Long Climb to the New Year
It comes time for reflection on the past year, and looking forward to the new one. It also comes time to review my goals and see where I stand.
For those who do not remember, my original goals from 2013. Reviewing all I had planned, and all I did, just brings to mind one of my favorite exchanges from Doctor Who
“I have failed.”
“Yes.” [Sees D84 lower his head] “Oh, come on! Don’t be upset. Yes, you’ve failed, you’ve failed. But failure is one of the basic freedoms.” ~The Fourth Doctor & D84. “Robots of Death”
I can say without equivocation I’ve failed in all my goals. My discipline is lax, my typing skills are not what they once were (I sometimes feel my hands stiffening, as if resin crawled along my tendons), and I am so distracted it is not funny. This entire year, I’ve focused on Ivre, aside from a failed attempt at camp NaNoWriMo. Though focused is a kind thought.

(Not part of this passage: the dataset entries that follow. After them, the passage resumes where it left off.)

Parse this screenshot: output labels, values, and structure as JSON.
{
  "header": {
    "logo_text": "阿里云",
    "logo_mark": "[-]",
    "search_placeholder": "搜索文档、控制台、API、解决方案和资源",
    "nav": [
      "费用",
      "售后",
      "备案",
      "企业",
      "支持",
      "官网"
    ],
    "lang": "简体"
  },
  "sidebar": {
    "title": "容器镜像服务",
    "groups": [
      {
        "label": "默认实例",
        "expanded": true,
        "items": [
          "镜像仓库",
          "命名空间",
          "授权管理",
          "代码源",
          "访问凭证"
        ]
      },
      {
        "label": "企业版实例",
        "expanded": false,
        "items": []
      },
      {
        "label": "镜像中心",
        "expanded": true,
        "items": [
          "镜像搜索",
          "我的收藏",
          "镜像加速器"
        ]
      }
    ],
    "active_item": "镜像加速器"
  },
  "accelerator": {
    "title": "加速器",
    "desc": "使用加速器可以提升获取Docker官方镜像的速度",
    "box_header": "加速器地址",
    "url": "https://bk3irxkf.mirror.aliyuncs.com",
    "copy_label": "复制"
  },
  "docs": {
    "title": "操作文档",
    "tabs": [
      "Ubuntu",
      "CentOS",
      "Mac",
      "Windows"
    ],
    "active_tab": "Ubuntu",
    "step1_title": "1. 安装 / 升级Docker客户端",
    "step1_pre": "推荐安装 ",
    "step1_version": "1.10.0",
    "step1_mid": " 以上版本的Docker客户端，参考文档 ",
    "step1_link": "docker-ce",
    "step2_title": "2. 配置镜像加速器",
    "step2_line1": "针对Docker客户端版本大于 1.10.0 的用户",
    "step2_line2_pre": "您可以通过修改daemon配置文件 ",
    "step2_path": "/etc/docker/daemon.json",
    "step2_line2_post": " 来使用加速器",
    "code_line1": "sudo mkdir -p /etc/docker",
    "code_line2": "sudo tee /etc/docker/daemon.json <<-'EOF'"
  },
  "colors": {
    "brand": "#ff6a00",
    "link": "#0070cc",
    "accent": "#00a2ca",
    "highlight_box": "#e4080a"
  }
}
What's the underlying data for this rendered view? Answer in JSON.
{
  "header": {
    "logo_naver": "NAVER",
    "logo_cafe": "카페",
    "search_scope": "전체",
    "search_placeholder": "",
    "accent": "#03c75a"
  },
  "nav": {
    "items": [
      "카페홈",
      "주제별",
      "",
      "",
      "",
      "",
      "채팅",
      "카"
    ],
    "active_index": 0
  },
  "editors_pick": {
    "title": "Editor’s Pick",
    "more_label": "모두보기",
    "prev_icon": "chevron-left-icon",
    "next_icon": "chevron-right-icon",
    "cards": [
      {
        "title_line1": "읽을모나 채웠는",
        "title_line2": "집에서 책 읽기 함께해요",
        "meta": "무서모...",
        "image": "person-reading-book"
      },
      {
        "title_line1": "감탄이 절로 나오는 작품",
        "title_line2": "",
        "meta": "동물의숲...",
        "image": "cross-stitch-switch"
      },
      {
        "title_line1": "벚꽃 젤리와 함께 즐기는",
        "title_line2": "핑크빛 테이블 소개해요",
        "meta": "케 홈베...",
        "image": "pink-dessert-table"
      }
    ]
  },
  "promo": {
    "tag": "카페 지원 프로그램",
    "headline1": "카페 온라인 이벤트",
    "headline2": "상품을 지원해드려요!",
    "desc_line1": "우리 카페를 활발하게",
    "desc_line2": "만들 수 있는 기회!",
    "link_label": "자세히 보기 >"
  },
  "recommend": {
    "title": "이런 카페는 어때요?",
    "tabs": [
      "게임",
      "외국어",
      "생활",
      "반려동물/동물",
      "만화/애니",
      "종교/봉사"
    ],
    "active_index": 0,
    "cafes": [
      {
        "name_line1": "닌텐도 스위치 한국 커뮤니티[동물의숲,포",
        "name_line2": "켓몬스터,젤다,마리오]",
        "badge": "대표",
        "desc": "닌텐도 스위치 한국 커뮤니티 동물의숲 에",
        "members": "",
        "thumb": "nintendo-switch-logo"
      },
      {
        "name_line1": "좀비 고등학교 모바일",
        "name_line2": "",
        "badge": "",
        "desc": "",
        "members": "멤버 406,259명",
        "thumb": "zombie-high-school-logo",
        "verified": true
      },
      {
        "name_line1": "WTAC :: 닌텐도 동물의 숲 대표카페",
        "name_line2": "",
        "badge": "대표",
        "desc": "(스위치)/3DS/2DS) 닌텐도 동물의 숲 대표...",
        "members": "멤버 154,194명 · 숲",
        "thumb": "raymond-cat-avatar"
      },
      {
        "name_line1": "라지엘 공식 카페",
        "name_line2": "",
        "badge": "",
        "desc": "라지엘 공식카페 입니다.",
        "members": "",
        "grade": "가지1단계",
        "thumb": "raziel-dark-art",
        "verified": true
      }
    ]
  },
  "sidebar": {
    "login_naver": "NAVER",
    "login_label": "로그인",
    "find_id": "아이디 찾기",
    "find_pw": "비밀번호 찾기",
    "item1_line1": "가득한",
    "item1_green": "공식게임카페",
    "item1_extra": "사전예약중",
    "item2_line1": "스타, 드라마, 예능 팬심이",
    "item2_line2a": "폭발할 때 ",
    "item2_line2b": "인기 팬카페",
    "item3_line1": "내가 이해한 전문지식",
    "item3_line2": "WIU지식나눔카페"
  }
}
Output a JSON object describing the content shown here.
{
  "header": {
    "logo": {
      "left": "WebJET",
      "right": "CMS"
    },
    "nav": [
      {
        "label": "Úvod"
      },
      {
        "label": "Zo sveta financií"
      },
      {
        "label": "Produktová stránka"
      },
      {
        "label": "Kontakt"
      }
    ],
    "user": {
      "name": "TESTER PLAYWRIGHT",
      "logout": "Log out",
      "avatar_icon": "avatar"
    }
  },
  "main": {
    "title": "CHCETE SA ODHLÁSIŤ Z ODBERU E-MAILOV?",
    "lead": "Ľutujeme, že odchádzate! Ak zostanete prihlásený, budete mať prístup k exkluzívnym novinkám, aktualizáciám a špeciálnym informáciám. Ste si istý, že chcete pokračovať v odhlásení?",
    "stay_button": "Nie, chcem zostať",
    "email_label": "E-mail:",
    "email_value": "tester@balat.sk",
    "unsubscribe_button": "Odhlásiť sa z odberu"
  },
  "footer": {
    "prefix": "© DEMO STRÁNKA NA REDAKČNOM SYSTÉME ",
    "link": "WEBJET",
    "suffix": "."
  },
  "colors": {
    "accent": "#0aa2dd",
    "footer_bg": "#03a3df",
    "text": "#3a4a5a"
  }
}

Were there any successes? Yes, but not on my writing goals. In life, the successes came with love, more trips to a variety of cons, and a new home. The day job is still a monster which devours all things, but I must learn to live with it and plan around it. I need to find the small hours, the tiny spaces when I can steal time away and write.
What about this year? What goals should I set? One goal will always remain: Finish Ivre. I’m so close. The last few pages of the outline tick away. All the scenes are planned and plotted. I simply need to keep writing, keep digging, and block the rest of the world from my view.
And short stories. My big regret is producing nothing in the way of short fiction. This year, I need to produce a story a quarter, and submit them. Even if a skinner box is needed, with Leo McKern in a circular chair laughing at my attempts, I will produce and submit short stories.
Admitting to failure is difficult. No, sorry, it’s painful. Imagine swallowing caltrops, then having a boxer punch your stomach until nothing remained but bloody, shredded meat. “You do it perfect the first time!” was my father’s refrain as I grew up. Living in my loud, furious replica of a war-torn Balkan state, there was no right of failure for me. Failure heralded an “Aye, you stupid…!” yell from my father, or motherly helecoptering resembling the “Ride of the Valkyries” scene from Apocalypse Now.
But I have to admit I failed. Now, I do what scientists and engineers and dreamers always do. I pick up the pieces, look at how I can improve, and try it again. Do better next time.
Maybe that should be my goal for next year: Do better than the last.